(What you should do): For the word "LatestPosts", state how many lines of the listing below contain it. Give the number and nothing more.

Start of Block

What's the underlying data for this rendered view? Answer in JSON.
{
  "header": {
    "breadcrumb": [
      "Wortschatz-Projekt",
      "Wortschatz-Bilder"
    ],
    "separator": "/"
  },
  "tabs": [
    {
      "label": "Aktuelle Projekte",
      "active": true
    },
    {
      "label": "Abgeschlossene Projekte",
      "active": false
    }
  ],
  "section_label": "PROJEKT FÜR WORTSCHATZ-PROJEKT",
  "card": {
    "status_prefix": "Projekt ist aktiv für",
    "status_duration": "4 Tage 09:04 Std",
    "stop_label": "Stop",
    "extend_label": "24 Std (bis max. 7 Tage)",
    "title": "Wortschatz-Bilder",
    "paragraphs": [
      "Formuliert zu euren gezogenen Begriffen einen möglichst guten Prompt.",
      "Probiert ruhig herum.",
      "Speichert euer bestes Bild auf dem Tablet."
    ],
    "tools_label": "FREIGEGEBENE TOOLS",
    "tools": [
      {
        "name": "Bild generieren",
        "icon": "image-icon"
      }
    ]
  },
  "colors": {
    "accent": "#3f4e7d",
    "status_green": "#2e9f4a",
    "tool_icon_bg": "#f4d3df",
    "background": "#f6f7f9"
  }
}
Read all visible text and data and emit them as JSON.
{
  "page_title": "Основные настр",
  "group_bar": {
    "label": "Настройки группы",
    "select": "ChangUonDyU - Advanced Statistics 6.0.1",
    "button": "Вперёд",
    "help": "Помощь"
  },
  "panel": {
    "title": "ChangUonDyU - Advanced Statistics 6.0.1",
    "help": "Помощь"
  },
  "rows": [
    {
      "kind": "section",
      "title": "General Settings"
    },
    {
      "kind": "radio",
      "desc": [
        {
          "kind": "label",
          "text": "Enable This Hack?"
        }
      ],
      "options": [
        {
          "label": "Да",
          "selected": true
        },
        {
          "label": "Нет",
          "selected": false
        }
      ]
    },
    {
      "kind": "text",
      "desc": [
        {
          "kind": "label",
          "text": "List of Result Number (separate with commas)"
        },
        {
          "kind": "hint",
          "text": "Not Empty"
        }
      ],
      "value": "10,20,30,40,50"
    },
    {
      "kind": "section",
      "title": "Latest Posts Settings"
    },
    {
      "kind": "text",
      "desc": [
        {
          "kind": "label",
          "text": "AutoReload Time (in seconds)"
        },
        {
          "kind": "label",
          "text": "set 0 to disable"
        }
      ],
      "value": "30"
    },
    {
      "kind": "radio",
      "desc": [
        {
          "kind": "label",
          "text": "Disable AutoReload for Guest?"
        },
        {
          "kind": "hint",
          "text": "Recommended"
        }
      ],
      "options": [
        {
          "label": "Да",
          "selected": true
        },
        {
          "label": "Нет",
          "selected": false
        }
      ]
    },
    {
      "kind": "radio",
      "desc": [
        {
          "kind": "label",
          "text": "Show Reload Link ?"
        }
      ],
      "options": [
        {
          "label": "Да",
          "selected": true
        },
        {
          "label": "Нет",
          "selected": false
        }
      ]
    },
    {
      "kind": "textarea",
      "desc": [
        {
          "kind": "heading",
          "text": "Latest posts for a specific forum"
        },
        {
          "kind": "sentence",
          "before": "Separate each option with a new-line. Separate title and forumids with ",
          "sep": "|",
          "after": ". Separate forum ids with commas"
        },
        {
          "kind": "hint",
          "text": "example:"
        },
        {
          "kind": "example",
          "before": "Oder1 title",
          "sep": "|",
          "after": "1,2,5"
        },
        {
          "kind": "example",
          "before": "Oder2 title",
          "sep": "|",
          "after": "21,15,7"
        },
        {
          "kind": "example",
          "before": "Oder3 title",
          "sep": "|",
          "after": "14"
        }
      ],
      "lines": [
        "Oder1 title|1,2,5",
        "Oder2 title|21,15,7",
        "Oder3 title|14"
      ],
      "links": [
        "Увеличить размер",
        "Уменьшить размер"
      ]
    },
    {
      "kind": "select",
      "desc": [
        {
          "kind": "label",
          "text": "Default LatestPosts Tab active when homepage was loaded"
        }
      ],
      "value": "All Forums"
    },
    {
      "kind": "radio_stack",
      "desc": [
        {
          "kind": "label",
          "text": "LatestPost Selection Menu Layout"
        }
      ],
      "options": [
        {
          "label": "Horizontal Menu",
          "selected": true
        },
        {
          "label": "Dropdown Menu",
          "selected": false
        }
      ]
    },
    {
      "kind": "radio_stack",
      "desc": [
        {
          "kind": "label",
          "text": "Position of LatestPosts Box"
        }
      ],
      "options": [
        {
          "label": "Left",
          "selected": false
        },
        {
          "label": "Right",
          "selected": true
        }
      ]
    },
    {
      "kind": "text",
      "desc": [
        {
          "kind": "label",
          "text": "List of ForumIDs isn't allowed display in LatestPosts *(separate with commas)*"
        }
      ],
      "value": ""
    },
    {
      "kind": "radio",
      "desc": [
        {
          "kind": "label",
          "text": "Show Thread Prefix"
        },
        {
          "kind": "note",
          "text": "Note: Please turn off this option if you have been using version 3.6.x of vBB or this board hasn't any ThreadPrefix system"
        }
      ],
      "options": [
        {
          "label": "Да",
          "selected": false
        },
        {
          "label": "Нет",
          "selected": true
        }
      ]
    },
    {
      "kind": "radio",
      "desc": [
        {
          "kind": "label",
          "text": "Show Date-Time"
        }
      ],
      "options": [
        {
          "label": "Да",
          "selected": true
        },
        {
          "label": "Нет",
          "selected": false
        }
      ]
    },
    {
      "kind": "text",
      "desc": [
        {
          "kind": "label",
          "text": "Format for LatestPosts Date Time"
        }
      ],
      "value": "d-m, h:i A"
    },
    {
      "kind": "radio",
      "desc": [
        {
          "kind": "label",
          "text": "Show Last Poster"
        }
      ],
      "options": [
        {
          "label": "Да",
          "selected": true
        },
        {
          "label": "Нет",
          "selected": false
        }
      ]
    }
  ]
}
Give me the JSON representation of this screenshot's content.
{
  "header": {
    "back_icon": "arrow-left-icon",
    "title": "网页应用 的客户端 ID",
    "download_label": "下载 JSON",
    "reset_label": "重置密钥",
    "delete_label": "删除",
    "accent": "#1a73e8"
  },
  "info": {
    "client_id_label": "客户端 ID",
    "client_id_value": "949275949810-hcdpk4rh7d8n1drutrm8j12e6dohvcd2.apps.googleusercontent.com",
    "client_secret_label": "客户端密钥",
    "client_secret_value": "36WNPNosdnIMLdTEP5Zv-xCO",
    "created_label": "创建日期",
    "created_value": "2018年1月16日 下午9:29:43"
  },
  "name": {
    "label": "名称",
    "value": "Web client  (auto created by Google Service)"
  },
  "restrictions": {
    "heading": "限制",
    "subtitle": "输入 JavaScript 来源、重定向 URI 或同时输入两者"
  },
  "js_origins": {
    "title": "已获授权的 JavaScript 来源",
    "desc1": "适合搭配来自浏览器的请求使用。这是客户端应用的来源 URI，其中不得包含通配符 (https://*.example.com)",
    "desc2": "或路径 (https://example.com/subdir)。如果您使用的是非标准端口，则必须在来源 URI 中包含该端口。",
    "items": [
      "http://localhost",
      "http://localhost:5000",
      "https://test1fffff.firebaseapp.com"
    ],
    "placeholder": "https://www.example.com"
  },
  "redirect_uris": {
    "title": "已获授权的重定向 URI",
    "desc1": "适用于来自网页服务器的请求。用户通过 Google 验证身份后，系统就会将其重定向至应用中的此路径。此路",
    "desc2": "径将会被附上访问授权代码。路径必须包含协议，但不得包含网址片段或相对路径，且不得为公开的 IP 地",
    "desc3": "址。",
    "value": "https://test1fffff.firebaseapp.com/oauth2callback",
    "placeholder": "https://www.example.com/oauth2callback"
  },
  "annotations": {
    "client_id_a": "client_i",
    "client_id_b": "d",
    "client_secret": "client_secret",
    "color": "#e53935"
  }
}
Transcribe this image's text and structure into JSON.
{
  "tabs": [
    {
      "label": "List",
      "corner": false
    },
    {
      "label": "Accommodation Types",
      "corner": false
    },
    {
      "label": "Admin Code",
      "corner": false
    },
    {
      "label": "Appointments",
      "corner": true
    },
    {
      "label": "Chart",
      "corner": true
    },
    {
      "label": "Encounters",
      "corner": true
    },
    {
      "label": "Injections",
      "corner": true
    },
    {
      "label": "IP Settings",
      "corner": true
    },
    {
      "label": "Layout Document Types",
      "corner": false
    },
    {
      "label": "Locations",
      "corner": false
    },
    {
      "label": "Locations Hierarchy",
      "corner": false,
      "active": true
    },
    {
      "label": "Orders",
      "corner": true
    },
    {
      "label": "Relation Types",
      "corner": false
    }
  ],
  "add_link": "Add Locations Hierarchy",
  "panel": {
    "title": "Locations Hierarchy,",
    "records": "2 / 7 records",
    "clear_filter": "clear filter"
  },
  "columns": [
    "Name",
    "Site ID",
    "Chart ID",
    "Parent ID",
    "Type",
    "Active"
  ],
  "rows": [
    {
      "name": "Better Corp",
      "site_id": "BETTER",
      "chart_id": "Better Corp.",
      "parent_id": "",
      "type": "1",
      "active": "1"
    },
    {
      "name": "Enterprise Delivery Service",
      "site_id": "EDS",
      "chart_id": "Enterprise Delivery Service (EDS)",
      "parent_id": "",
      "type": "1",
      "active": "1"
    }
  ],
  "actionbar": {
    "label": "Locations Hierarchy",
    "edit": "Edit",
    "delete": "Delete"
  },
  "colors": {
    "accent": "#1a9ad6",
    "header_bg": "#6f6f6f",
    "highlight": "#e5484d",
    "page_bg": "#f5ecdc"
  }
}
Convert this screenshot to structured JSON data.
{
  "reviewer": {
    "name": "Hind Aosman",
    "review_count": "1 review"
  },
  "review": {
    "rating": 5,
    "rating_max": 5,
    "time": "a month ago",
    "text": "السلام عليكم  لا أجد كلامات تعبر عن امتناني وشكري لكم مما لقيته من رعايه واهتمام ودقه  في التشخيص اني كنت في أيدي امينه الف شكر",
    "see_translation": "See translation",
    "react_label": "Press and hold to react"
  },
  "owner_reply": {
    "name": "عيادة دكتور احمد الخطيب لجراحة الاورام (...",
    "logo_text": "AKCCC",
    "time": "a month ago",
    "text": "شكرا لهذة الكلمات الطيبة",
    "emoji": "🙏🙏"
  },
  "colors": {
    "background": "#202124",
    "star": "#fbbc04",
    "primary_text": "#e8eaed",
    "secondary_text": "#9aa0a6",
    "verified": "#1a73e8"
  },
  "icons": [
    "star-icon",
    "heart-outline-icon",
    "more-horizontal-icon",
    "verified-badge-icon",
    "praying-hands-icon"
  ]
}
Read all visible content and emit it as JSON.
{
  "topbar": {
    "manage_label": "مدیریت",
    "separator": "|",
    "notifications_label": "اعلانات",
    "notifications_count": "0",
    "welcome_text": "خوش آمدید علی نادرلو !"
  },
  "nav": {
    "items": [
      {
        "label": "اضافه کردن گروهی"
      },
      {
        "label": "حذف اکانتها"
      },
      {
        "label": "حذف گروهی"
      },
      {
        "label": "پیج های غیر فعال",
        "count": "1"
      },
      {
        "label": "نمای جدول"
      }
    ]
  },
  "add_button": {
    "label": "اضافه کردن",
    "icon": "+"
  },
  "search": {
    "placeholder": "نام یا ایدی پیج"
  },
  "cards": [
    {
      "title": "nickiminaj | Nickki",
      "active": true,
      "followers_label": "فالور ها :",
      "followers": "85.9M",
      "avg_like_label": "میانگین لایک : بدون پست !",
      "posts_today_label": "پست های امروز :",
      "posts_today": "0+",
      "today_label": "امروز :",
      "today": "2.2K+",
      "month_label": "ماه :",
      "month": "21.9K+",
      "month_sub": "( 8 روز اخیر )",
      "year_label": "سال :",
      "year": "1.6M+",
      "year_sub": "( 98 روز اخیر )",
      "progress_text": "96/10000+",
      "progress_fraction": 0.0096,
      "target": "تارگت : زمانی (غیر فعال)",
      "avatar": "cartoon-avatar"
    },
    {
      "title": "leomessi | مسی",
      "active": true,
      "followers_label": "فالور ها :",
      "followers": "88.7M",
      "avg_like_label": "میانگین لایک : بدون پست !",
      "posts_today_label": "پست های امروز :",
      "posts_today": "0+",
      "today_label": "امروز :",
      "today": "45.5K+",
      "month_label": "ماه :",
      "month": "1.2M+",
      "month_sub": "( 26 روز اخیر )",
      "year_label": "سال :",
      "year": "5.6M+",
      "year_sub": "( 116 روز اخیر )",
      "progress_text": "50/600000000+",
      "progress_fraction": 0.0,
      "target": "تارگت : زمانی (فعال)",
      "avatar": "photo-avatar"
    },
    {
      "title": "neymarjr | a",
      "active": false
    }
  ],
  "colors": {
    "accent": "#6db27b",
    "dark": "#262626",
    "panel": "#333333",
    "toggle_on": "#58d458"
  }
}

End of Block

(Response to the exercise): 4